Data section Block Start

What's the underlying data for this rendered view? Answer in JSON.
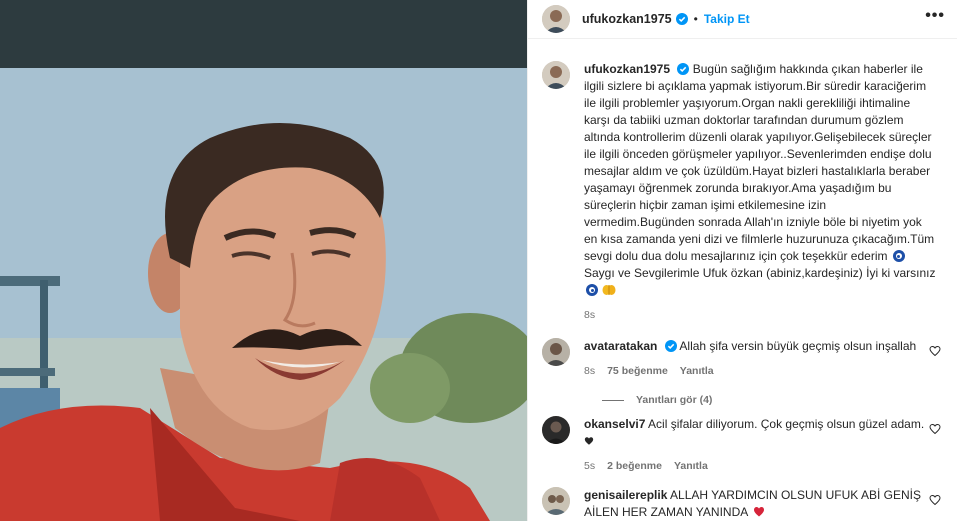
{
  "post": {
    "username": "ufukozkan1975",
    "separator": "•",
    "follow_label": "Takip Et",
    "more_label": "•••",
    "caption": {
      "username": "ufukozkan1975",
      "text": "Bugün sağlığım hakkında çıkan haberler ile ilgili sizlere bi açıklama yapmak istiyorum.Bir süredir karaciğerim ile ilgili problemler yaşıyorum.Organ nakli gerekliliği ihtimaline karşı da tabiiki uzman doktorlar tarafından durumum gözlem altında kontrollerim düzenli olarak yapılıyor.Gelişebilecek süreçler ile ilgili önceden görüşmeler yapılıyor..Sevenlerimden endişe dolu mesajlar aldım ve çok üzüldüm.Hayat bizleri hastalıklarla beraber yaşamayı öğrenmek zorunda bırakıyor.Ama yaşadığım bu süreçlerin hiçbir zaman işimi etkilemesine izin vermedim.Bugünden sonrada Allah'ın izniyle böle bi niyetim yok en kısa zamanda yeni dizi ve filmlerle huzurunuza çıkacağım.Tüm sevgi dolu dua dolu mesajlarınız için çok teşekkür ederim",
      "text_line2": "Saygı ve Sevgilerimle Ufuk özkan (abiniz,kardeşiniz) İyi ki varsınız",
      "time": "8s"
    }
  },
  "comments": [
    {
      "username": "avataratakan",
      "text": "Allah şifa versin büyük geçmiş olsun inşallah",
      "time": "8s",
      "likes": "75 beğenme",
      "reply_label": "Yanıtla",
      "view_replies": "Yanıtları gör (4)"
    },
    {
      "username": "okanselvi7",
      "text": "Acil şifalar diliyorum. Çok geçmiş olsun güzel adam.",
      "time": "5s",
      "likes": "2 beğenme",
      "reply_label": "Yanıtla"
    },
    {
      "username": "genisailereplik",
      "text": "ALLAH YARDIMCIN OLSUN UFUK ABİ GENİŞ AİLEN HER ZAMAN YANINDA"
    }
  ],
  "colors": {
    "link_blue": "#0095f6",
    "verified_blue": "#0095f6",
    "muted": "#737373",
    "heart_red": "#d6243a"
  },
  "icons": {
    "verified": "verified-badge-icon",
    "heart": "heart-outline-icon",
    "more": "more-options-icon"
  }
}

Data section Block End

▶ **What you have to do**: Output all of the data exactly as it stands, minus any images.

▶ **Answer to this exercise**:
What's the underlying data for this rendered view? Answer in JSON.
{
  "post": {
    "username": "ufukozkan1975",
    "separator": "•",
    "follow_label": "Takip Et",
    "more_label": "•••",
    "caption": {
      "username": "ufukozkan1975",
      "text": "Bugün sağlığım hakkında çıkan haberler ile ilgili sizlere bi açıklama yapmak istiyorum.Bir süredir karaciğerim ile ilgili problemler yaşıyorum.Organ nakli gerekliliği ihtimaline karşı da tabiiki uzman doktorlar tarafından durumum gözlem altında kontrollerim düzenli olarak yapılıyor.Gelişebilecek süreçler ile ilgili önceden görüşmeler yapılıyor..Sevenlerimden endişe dolu mesajlar aldım ve çok üzüldüm.Hayat bizleri hastalıklarla beraber yaşamayı öğrenmek zorunda bırakıyor.Ama yaşadığım bu süreçlerin hiçbir zaman işimi etkilemesine izin vermedim.Bugünden sonrada Allah'ın izniyle böle bi niyetim yok en kısa zamanda yeni dizi ve filmlerle huzurunuza çıkacağım.Tüm sevgi dolu dua dolu mesajlarınız için çok teşekkür ederim",
      "text_line2": "Saygı ve Sevgilerimle Ufuk özkan (abiniz,kardeşiniz) İyi ki varsınız",
      "time": "8s"
    }
  },
  "comments": [
    {
      "username": "avataratakan",
      "text": "Allah şifa versin büyük geçmiş olsun inşallah",
      "time": "8s",
      "likes": "75 beğenme",
      "reply_label": "Yanıtla",
      "view_replies": "Yanıtları gör (4)"
    },
    {
      "username": "okanselvi7",
      "text": "Acil şifalar diliyorum. Çok geçmiş olsun güzel adam.",
      "time": "5s",
      "likes": "2 beğenme",
      "reply_label": "Yanıtla"
    },
    {
      "username": "genisailereplik",
      "text": "ALLAH YARDIMCIN OLSUN UFUK ABİ GENİŞ AİLEN HER ZAMAN YANINDA"
    }
  ],
  "colors": {
    "link_blue": "#0095f6",
    "verified_blue": "#0095f6",
    "muted": "#737373",
    "heart_red": "#d6243a"
  },
  "icons": {
    "verified": "verified-badge-icon",
    "heart": "heart-outline-icon",
    "more": "more-options-icon"
  }
}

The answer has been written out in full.